Cancer is a disease in which cells grow in an abnormal way. They are supposed to divide in a controlled way to replace old or damaged cells. If the cells keep dividing when new ones are not needed, a mass of tissue called a tumor forms.

Not all tumors are cancer, those that are cancer are called malignant. Cancer grows and harms the tissue around them. Melanoma is a type of skin cancer that starts in the cells that give skin and moles their color. They are called melanocytes. Melanoma is less common than other skin cancer types. But, it is the most likely to grow and spread.

Cancer Cell Growth
IMAGE
Copyright © Nucleus Medical Media, Inc.

Normal Anatomy and the Development of Melanoma

There are 2 main layers of the skin:

  • Epidermis—The thinnest, outermost layer of skin. There are no blood vessels or nerves in its 5 layers. Melanocytes are in the deepest layer all over the body.
  • Dermis—The dermis lies under the epidermis. It is thicker and has blood vessels, nerves, and lymph tissue. There are 2 dermis layers.
Layers of the Skin
IMAGE
Copyright © Nucleus Medical Media, Inc.

The skin is covered with moles. The amount differs from person to person. Most moles are harmless, but some can turn cancerous. Melanomas start at the the bottom layer of the epidermis. This means they can quickly grow downward into the dermis. Cancer can spread to the lymph nodes and blood vessels in the dermis, then to the rest of the body. The most common sites for melanoma to spread are the lungs, liver, brain, bones, and the intestines.

Males tend to get melanoma between the shoulders and hips. Women are more likely to find it on the arms or legs. But, melanoma can start in any mole anywhere on the body such as the genitals, eyes, or under the nails.

Types of Melanoma

Melanoma is grouped by where tumors start, how they grow, and how they look in a lab. Basic types are:

  • Superficial spreading—This is the most common type (also the most common in young people). It grows on the top layers for a time before it gets deeper. It looks like a discolored patch and can start in a previously harmless mole.
  • Nodular—Often noticed as a bump that is often black or with an ulcer. This type tends to be more harmful.
  • Acral lentiginous—This is the most common type found in those of who are Black, Asian, or Hispanic. It may start as discoloration under fingernail or toenail, on palms of the hands, or soles of the feet.
  • Lentigo maligna—Often starts as flat or mildly raised discolored patch. More common in older adults on skin that is often exposed to the sun.
  • Ocular—A rare type that starts in the eye.
Melanoma of the Skin
IMAGE
Copyright © Nucleus Medical Media, Inc.

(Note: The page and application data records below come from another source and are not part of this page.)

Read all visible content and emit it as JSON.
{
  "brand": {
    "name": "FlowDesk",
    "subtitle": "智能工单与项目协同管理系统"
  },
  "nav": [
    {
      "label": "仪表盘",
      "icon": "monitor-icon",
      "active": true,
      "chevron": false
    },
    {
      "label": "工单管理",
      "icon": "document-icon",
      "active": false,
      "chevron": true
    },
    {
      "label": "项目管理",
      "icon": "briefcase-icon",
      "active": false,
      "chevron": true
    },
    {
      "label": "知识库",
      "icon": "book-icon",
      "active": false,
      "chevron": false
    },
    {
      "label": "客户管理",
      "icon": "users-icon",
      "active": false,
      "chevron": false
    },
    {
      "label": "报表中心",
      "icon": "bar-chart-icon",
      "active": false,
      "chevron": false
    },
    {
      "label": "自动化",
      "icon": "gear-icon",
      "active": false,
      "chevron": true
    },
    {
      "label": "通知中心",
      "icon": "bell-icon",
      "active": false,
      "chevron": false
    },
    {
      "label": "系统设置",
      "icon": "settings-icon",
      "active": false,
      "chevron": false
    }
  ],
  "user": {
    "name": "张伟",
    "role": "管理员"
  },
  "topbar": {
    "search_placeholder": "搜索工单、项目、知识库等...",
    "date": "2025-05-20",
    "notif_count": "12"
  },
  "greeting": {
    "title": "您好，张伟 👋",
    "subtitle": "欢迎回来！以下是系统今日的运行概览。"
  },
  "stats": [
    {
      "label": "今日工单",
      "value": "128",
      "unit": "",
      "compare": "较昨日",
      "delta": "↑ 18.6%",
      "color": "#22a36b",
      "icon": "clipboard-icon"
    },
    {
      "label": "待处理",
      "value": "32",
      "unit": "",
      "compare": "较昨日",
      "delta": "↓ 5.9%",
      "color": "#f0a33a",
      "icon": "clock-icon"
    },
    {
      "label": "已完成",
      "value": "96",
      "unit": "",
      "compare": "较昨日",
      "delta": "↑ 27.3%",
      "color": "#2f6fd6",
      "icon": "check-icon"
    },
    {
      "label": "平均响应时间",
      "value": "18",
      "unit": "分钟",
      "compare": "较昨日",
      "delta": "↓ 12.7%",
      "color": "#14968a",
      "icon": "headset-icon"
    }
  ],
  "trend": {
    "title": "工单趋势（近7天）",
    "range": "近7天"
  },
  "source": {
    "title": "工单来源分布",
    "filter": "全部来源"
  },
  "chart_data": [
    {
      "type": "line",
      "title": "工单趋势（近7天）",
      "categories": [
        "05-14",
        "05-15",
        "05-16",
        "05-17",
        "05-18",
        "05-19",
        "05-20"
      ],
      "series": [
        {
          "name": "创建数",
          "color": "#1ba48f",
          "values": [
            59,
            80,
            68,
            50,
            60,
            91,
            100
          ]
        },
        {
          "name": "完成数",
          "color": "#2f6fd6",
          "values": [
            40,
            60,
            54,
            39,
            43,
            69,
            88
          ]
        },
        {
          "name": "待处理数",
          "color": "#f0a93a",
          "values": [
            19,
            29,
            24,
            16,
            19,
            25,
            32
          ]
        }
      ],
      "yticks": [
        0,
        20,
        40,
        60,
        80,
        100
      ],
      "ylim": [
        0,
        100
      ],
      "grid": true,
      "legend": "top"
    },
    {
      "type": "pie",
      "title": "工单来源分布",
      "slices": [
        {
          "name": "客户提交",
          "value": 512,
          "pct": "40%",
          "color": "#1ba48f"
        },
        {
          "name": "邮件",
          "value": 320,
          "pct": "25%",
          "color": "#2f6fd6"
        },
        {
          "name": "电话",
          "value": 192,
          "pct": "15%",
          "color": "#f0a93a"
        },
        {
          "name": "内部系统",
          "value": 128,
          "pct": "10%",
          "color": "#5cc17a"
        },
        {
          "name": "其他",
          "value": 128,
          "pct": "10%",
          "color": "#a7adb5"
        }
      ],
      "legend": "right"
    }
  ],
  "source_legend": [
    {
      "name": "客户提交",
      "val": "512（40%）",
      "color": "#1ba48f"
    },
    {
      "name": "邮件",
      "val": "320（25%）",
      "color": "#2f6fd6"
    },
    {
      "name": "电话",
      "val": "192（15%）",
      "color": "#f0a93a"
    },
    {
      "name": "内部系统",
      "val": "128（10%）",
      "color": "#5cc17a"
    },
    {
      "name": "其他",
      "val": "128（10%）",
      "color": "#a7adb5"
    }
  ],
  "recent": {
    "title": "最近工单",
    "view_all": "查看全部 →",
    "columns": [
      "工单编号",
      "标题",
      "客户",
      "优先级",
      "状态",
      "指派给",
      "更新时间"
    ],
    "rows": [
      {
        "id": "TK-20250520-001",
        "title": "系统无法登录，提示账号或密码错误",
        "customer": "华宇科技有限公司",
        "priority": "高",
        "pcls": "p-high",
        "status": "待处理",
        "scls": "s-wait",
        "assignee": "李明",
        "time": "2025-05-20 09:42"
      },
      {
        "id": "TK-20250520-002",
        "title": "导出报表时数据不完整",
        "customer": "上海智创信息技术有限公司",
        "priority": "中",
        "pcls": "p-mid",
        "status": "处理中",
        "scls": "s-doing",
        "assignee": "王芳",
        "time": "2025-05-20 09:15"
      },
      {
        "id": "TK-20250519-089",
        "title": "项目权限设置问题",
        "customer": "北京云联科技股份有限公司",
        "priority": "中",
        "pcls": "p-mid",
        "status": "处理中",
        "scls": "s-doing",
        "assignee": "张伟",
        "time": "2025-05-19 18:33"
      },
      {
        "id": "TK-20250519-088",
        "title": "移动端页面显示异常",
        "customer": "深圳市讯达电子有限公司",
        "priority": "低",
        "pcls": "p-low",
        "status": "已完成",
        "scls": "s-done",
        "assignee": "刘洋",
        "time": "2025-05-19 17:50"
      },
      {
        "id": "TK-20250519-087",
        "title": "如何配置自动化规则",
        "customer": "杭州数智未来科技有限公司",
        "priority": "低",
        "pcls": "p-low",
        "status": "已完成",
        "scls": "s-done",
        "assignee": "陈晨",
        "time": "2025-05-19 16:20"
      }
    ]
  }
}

This fact sheet focuses on melanomas of the skin.

This fact sheet focuses on melanomas of the skin.

What are the risk factors for melanoma?What are the symptoms of melanoma?How is melanoma diagnosed?What are the treatments for melanoma?Are there screening tests for melanoma?How can I reduce my risk of melanoma?What questions should I ask my doctor?What is it like to live with melanoma?Where can I get more information about melanoma?

Revision Information